Component data from apps and pages:
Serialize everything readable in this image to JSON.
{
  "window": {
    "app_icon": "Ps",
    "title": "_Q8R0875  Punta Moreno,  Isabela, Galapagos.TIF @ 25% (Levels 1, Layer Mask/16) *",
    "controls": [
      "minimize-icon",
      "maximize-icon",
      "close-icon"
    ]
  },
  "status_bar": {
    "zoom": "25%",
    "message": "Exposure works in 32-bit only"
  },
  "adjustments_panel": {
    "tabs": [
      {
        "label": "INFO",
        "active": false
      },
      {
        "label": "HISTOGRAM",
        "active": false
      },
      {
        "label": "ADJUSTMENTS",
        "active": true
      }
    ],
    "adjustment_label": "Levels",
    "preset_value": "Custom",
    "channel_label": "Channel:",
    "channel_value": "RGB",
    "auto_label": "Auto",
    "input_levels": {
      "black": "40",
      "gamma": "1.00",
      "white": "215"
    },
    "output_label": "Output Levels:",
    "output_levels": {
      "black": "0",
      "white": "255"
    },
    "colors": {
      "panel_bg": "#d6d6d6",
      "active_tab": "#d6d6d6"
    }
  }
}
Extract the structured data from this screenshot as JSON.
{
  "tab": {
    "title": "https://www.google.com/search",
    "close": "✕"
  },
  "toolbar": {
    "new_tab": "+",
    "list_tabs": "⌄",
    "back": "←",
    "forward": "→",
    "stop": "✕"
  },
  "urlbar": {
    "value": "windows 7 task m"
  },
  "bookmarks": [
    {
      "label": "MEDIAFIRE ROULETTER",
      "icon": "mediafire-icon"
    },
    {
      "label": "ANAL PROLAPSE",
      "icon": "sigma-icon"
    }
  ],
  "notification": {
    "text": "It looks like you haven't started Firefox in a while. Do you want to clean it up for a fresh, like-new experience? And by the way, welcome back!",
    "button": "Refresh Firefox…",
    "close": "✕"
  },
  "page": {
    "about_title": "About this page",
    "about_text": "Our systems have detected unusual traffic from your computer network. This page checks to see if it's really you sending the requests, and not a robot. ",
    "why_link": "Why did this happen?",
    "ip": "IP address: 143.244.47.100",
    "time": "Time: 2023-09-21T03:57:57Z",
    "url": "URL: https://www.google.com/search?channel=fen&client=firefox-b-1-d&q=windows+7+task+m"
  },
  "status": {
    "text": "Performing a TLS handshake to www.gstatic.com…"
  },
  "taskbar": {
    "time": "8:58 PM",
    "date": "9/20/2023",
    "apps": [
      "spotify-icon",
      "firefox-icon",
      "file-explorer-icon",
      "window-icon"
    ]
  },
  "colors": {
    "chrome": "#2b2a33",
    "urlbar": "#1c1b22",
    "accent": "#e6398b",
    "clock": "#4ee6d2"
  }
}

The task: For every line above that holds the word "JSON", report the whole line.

Reply to the exercise:
Serialize everything readable in this image to JSON.
Extract the structured data from this screenshot as JSON.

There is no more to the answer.